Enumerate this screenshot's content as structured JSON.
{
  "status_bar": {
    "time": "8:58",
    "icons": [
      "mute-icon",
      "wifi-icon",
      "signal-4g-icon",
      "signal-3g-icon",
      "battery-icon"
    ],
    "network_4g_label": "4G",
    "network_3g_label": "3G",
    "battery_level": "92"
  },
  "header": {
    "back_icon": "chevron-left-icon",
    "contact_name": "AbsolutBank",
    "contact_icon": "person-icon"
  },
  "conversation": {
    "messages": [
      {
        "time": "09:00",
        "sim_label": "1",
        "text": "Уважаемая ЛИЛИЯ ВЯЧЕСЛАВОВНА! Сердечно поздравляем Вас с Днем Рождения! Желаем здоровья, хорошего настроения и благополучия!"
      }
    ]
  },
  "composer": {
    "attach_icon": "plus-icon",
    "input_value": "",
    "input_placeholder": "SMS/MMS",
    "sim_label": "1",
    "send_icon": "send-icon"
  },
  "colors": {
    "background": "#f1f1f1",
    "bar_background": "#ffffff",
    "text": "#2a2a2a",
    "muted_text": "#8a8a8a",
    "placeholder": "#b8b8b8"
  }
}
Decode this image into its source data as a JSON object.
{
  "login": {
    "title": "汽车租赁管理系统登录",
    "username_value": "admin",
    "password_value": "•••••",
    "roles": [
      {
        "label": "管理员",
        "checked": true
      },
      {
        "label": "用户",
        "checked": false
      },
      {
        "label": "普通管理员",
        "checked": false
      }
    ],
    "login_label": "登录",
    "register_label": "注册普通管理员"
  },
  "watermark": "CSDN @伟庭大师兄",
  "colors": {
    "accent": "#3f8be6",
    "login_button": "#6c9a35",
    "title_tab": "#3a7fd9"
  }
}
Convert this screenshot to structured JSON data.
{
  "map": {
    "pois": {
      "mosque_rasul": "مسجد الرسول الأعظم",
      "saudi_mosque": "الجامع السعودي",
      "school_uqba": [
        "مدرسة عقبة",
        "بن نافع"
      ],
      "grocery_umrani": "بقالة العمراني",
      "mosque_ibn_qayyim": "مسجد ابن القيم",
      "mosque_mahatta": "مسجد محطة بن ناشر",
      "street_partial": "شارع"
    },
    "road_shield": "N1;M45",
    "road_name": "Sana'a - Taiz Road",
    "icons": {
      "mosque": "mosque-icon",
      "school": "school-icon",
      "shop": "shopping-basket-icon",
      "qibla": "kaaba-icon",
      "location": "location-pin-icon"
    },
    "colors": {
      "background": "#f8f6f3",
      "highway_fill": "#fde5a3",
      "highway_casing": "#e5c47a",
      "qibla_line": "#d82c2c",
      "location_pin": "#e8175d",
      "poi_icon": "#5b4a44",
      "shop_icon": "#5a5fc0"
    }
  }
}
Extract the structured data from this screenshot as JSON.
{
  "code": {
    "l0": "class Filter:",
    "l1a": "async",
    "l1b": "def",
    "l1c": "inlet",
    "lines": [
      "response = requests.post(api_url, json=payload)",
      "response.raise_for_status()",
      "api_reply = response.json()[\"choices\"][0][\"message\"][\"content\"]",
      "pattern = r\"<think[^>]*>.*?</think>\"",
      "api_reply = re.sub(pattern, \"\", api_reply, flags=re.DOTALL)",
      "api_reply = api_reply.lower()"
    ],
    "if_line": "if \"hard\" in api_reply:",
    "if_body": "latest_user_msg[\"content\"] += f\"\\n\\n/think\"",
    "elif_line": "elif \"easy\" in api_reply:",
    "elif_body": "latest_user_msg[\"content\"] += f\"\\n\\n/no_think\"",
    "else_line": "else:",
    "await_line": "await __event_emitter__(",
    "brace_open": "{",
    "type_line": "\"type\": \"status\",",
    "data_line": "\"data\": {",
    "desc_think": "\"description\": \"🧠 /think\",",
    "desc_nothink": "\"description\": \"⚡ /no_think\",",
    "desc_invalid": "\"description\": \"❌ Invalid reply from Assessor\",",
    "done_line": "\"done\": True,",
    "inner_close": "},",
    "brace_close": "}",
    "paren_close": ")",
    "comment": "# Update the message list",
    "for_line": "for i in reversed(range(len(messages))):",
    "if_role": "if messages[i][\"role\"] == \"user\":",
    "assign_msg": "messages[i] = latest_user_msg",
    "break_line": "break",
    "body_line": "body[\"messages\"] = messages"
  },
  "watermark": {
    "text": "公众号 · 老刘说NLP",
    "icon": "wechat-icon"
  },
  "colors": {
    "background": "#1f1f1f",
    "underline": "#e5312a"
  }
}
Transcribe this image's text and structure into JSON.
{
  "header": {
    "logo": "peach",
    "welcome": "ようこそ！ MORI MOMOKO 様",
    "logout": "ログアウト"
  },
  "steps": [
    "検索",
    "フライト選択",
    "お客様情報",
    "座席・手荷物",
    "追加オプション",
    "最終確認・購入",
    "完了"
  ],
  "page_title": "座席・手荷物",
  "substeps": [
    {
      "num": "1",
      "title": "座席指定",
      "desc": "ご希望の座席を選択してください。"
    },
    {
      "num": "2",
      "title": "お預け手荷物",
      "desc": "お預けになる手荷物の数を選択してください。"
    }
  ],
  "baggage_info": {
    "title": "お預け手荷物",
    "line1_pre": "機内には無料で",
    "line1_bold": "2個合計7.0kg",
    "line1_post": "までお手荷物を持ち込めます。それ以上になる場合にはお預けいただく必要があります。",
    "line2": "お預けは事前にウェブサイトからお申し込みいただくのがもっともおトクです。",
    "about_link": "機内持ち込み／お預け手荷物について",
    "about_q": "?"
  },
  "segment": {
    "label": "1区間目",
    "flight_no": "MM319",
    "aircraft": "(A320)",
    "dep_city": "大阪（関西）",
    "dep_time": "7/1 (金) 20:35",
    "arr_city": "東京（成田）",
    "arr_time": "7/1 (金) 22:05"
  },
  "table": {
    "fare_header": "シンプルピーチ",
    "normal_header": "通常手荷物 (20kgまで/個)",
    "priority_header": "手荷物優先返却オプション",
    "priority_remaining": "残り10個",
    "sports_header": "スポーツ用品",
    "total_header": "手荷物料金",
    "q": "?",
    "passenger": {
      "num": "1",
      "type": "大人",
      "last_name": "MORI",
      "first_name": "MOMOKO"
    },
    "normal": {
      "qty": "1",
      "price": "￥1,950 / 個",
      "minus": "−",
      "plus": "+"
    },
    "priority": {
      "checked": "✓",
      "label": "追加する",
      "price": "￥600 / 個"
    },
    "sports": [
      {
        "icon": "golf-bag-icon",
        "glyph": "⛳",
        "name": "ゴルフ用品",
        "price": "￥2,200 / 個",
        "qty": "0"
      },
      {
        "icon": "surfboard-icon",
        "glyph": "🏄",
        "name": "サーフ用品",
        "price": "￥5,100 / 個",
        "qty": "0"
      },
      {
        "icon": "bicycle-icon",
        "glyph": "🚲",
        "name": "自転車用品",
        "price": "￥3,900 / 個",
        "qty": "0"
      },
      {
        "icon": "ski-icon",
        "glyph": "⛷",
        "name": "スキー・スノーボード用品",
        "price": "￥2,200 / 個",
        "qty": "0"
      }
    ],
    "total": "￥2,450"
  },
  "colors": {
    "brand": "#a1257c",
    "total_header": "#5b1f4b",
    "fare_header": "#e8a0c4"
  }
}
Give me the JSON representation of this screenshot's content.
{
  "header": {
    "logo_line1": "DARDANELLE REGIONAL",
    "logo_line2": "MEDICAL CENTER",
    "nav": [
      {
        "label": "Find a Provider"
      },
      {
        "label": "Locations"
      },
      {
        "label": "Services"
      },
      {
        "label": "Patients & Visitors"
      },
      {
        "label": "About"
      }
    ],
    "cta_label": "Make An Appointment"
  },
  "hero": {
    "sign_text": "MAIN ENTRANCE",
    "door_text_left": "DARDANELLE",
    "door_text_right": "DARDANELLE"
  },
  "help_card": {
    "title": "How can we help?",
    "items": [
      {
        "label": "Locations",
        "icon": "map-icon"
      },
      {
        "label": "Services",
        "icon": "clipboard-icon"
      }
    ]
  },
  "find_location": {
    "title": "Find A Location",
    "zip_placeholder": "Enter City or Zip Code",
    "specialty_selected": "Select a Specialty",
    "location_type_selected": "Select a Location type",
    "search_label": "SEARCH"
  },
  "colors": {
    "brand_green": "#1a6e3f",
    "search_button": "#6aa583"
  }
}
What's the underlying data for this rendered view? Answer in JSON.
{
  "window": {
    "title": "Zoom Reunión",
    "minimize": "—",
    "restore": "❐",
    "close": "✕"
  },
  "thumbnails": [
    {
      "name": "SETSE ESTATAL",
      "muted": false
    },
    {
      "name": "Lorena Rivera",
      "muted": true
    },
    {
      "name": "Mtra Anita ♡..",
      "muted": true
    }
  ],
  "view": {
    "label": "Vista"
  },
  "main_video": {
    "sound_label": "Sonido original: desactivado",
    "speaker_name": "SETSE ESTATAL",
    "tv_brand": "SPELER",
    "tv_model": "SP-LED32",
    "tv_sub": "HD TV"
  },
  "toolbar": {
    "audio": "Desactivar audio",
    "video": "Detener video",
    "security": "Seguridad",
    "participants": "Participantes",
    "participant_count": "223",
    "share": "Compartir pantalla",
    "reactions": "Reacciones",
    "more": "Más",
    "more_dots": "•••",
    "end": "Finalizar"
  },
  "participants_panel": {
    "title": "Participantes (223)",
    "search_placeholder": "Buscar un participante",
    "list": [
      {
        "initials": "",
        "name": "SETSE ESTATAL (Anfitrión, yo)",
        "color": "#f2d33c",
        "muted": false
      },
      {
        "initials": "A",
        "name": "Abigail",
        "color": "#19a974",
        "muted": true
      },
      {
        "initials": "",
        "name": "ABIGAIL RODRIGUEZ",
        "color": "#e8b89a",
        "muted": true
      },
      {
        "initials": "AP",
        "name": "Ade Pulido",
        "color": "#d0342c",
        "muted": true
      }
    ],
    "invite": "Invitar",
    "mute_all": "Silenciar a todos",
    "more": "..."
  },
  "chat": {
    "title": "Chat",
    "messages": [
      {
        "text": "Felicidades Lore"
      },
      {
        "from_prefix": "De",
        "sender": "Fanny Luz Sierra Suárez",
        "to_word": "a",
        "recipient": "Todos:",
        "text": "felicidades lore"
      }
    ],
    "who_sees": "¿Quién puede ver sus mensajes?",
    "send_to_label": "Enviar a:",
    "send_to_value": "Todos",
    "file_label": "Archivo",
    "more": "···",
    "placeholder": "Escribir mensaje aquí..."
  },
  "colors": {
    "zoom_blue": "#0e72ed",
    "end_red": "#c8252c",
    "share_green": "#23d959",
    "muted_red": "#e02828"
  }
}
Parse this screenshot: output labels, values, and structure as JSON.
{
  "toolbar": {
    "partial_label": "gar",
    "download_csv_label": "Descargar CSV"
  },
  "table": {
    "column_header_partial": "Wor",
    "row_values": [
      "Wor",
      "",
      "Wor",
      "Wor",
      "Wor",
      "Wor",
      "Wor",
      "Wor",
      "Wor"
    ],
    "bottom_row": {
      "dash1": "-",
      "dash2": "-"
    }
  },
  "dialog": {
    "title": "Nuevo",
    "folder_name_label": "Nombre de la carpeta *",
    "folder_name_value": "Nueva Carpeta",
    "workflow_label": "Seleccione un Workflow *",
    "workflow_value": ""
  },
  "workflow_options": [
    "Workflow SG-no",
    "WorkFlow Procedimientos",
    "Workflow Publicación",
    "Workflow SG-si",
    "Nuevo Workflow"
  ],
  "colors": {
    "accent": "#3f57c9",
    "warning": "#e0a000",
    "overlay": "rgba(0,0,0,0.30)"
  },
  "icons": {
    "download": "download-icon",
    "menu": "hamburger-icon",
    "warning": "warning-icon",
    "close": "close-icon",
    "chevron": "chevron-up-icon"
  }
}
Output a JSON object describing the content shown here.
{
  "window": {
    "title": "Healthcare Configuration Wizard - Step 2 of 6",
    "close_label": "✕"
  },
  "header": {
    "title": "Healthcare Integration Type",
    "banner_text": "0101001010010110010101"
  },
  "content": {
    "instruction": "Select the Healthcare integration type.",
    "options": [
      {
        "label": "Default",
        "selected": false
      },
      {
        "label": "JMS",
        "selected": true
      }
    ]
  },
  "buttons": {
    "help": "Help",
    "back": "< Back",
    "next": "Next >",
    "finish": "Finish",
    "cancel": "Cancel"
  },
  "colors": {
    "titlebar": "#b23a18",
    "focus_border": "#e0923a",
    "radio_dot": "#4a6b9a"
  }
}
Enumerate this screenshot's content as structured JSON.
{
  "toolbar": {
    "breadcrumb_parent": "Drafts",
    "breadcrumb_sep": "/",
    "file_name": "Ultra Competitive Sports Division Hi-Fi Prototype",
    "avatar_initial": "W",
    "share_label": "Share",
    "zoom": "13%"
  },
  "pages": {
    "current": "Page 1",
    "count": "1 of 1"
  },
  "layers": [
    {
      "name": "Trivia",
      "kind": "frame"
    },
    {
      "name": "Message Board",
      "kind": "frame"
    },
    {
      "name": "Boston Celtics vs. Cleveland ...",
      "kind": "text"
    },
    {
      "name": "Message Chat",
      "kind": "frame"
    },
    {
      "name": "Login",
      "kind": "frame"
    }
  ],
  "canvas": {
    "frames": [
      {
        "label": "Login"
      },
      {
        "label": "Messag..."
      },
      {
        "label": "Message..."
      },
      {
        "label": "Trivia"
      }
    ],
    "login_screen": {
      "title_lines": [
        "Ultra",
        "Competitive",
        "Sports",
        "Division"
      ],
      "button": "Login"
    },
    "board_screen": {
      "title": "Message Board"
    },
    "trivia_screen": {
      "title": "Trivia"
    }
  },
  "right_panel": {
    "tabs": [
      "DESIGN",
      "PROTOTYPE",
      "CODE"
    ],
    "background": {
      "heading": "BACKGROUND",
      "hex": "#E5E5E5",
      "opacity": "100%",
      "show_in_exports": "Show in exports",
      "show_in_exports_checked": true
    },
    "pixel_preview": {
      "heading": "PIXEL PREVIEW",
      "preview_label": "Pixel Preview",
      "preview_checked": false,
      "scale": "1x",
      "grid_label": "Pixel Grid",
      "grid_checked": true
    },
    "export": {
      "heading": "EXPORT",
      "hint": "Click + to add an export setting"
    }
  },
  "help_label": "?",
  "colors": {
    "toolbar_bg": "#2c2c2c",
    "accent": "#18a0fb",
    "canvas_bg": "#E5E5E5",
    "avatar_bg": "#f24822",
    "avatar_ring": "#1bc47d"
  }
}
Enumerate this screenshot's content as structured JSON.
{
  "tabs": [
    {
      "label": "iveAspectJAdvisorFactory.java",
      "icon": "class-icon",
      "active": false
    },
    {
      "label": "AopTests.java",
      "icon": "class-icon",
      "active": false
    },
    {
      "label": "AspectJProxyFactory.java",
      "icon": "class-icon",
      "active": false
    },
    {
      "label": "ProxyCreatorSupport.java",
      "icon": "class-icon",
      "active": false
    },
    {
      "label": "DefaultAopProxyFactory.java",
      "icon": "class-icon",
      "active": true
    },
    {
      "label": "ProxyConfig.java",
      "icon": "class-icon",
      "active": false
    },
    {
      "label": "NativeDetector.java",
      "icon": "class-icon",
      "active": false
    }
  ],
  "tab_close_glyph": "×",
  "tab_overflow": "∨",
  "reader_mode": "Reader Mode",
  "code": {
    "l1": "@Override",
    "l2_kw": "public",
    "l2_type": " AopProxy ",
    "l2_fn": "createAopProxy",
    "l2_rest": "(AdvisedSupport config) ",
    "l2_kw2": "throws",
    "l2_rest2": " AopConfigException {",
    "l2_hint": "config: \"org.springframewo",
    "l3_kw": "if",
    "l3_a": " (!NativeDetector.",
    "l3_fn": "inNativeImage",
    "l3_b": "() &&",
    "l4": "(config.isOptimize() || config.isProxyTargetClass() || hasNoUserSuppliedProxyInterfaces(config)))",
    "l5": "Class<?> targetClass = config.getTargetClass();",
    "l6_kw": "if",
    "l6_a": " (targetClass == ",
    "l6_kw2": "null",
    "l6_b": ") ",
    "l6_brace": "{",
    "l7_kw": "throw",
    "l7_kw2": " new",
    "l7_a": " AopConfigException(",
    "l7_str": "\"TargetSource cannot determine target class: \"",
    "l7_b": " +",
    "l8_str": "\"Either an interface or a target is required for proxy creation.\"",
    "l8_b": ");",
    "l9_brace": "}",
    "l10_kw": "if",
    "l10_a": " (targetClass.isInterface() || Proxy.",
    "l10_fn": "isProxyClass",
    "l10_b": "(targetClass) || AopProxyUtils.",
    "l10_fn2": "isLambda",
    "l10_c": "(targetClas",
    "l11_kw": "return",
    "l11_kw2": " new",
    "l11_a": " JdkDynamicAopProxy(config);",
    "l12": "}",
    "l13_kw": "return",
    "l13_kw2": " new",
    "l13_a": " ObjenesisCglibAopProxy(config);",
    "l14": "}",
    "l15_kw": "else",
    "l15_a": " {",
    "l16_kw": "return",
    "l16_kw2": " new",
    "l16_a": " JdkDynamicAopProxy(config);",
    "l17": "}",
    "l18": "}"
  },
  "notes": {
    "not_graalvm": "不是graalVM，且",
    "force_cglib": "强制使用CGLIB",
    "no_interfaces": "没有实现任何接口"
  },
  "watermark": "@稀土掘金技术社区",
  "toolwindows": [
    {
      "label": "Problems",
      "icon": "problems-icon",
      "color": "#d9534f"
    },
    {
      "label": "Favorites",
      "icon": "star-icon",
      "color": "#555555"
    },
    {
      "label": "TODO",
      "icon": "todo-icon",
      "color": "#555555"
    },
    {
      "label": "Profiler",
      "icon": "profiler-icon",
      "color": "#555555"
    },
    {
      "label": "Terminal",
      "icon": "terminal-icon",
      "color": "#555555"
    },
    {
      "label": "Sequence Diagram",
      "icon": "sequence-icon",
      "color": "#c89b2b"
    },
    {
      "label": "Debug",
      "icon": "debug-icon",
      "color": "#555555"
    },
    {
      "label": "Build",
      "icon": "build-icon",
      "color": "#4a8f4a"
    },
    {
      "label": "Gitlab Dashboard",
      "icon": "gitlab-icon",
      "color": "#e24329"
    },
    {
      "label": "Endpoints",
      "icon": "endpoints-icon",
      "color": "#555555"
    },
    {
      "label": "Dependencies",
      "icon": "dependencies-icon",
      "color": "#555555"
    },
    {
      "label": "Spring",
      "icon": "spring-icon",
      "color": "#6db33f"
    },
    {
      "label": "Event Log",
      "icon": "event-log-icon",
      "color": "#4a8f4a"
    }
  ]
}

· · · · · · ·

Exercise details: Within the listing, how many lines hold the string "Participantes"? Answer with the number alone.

Solution to this problem: 2